Companies Championing a Better Environment
The environment looms large in the news as of late. From public lands to climate change, both the American public and American companies seem to have something to say about our role in climate change and what we should do to for a better environment. While a surprising number of companies now commit to eco-friendly practices and products, four stand out in 2017 as champions of the environment and the next steps of renewable energy.
Apple‘s CEO Tim Cook is not shy on the topic of climate change and his company’s impact on the environment. He sent an open letter to all his employees after President Trump withdrew the United States from the Paris Climate agreement, expressing his disagreement with the president and his commitment to double down on Apple’s effort to combat climate change.

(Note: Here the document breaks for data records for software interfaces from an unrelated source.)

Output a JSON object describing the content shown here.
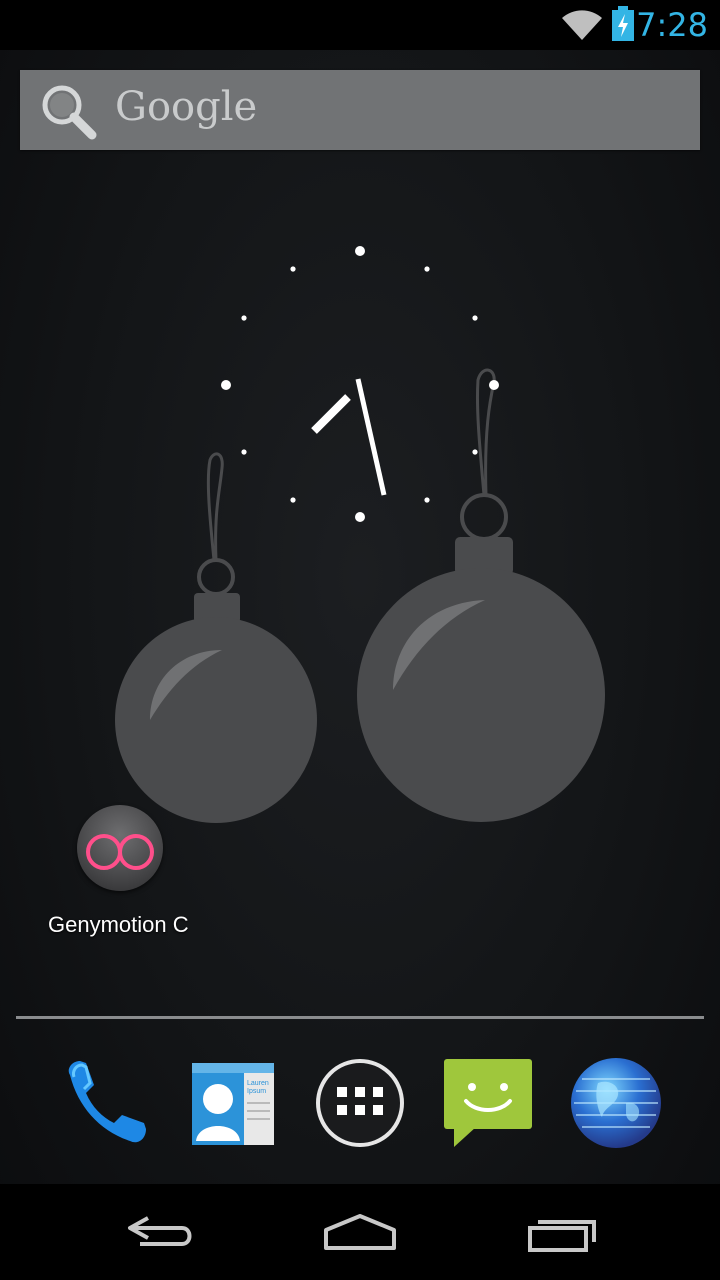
{
  "status_bar": {
    "time": "7:28",
    "icons": [
      "wifi-icon",
      "battery-charging-icon"
    ],
    "accent_color": "#33b5e5"
  },
  "search": {
    "label": "Google",
    "icon": "search-icon"
  },
  "clock": {
    "type": "analog",
    "hour_hand_angle_deg": -135,
    "minute_hand_angle_deg": 168
  },
  "home_shortcuts": [
    {
      "label": "Genymotion C",
      "icon": "genymotion-icon"
    }
  ],
  "dock": [
    {
      "name": "phone",
      "icon": "phone-icon"
    },
    {
      "name": "contacts",
      "icon": "contacts-icon",
      "card_text": "Lauren Ipsum"
    },
    {
      "name": "all-apps",
      "icon": "all-apps-icon"
    },
    {
      "name": "messaging",
      "icon": "messaging-icon"
    },
    {
      "name": "browser",
      "icon": "browser-globe-icon"
    }
  ],
  "nav_bar": {
    "buttons": [
      "back-icon",
      "home-icon",
      "recent-apps-icon"
    ]
  }
}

Apple commits to making its popular products, such as the latest iPhone 7, more eco-friendly but its also now powering popular services such as Siri and iMessage completely from renewable energy. These services are housed in giant data centers around the world and Apple uses wind and solar energy to power them.
Patagonia is a popular camping and hiking outfitter that cares deeply out the well-being of our parks, forests and public lands. So when politicians express interest in turning that land over to private ownership, companies like Patagonia don’t take it lightly.
Early this year, Utah Representative Jason Chaffetz proposed moving more than 3 million acres of public land from federal to state ownership, essentially jeopardizing its funding and federal protection. The Utah public was outraged, but Patagonia was particularly vocal in the fight against this move to the point that it was inevitably rescinded in February. Now Patagonia is standing up for National Monuments like Bears Ears, also in Utah.
It’s not hard to explain why Tesla’s success is good for a better environment. Its electric vehicles have zero carbon emissions so the more of them on the road, the fewer gas guzzlers drive around in their place. But like Tim Cook and Apple, Tesla CEO Elon Musk carries a celebrity status regarding his commitment to the environment and ambition to change the industry with more eco-friendly products.
Most people know about the Tesla Model S, the company’s flagship car, but that’s only a cornerstone in Tesla’s foundation. Elon Musk has invested heavily in the self-powered home, producing both solar panels and large-capacity battery packs that act as either backup generators or solar storage devices when the sun goes down at night.
No need to read it twice, this isn’t a typo. Exxon Mobil and other major energy companies are recognizing the reality of climate changes to investing resources in renewable energy. Going back to the United States’ withdrawal from the Paris Climate Agreement, even energy companies expressed concern over this country’s role in climate change. Or, more specifically, lack thereof.
This isn’t to say that oil companies deserve a moral pat on the back, but it is evidence to suggest that climate change and a shift in energy production is finally hitting big oil in the one place they do notice — their wallets. If American energy won’t invest in renewables, China and India will. That’s a reality that is now enticing enough to force action from our own domestic energy companies.